Volkswagen recently came under fire for wiring its vehicles to deceive emissions tests, allowing over 11 million of its diesel vehicles worldwide to emit up to 40 times more than the allowable limit for airborne pollutants like nitrous oxide. While new details emerge in this story every day and Volkswagen, which recently surpassed Toyota as the largest automaker in the world, the facts that have already emerged offer valuable insights into the state of emissions testing and diesel vehicles.

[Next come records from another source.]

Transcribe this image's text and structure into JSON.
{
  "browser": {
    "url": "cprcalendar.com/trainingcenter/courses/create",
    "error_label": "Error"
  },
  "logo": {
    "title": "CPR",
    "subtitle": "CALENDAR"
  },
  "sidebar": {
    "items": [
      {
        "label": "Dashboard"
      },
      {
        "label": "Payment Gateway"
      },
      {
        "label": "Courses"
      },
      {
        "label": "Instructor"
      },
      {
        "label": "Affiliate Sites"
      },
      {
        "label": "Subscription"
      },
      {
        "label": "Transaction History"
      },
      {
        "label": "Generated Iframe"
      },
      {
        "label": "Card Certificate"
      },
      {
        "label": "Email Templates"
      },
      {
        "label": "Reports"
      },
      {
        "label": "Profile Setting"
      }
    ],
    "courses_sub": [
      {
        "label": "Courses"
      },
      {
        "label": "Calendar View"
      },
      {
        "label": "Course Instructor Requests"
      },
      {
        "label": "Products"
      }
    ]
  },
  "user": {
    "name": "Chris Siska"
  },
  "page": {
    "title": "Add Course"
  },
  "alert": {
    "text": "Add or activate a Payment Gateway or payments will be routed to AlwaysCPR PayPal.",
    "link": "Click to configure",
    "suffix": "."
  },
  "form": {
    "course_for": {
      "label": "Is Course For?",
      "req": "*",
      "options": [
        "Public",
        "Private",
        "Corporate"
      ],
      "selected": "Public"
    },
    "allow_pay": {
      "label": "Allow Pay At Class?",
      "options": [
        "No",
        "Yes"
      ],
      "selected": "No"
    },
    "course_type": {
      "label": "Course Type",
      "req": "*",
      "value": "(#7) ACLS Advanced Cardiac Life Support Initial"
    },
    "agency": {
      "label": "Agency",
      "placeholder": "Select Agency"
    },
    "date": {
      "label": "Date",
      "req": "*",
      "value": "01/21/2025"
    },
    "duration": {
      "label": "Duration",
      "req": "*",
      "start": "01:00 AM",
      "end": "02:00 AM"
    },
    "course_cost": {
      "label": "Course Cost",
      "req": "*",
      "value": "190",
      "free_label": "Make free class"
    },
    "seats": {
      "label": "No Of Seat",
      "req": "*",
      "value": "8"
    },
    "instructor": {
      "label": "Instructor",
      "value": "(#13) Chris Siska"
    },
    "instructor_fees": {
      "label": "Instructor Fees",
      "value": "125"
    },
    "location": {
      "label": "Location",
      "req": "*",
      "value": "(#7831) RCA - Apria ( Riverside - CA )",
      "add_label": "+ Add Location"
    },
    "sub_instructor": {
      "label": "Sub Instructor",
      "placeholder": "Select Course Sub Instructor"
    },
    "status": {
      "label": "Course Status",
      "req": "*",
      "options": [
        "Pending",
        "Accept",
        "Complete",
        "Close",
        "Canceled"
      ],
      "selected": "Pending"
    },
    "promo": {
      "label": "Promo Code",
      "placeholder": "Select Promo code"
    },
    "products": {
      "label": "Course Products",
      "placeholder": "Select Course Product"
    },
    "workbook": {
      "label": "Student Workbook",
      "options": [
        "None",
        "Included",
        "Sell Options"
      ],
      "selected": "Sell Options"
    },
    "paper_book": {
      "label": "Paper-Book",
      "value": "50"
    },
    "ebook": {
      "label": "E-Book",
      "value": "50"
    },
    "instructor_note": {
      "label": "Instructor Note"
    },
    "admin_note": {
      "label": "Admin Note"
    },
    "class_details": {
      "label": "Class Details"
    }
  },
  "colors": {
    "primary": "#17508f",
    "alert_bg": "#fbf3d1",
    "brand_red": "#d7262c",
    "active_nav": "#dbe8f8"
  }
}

Volkswagen engineers equipped a range of vehicles, currently known to include the Volkswagen Passat, Jetta, Golf, and the Audi A3, with a “defeat device” software, which senses when a vehicle is being put through an official emissions test and alters its emissions accordingly. While automakers have been taken to task over violations before, the scale and intention of this particular tampering is without precedent. How did Volkswagen perpetrate such pervasive fraud for so long? The answer lies in part in how car manufacturers conduct emissions testing.
In the United States, automakers perform their own emissions tests and report these scores to the EPA, whereas in Europe manufacturers choose which outside company conducts their emissions tests. This means that a system of regulations put in place to ensure that automakers adhere to environmental guidelines is being primarily controlled by the automakers themselves, and not the government organization tasked with regulating air quality and pollution.
These revelations also have the potential to wreak havoc on the diesel car industry. While Europe is dominated by diesel engines, lingering negative conceptions of diesel vehicles have made it difficult for diesel technology to gain a foothold in the American market. Volkswagen, which is working to remove every trace of its “Clean Diesel” campaign from the internet, was making headway with its sporty yet efficient lineup, but this transgression could set consumer interest in diesel technology back decades.
What started as a black eye for the Volkswagen Group could end up making waves for the entire automotive industry. Emissions standards are regulated more stringently than ever, and this scandal could fundamentally change the way automakers prove their vehicles meet the grade. Furthermore, clean diesel technology is unlikely to take meaningful steps forward without public interest, and this scandal has dragged diesel’s name through the mud. On the bright side, this scandal could result in a decrease in pollution and an increase in corporate interest in clean vehicles, providing a silver lining for VW’s dark nitrous-oxide cloud.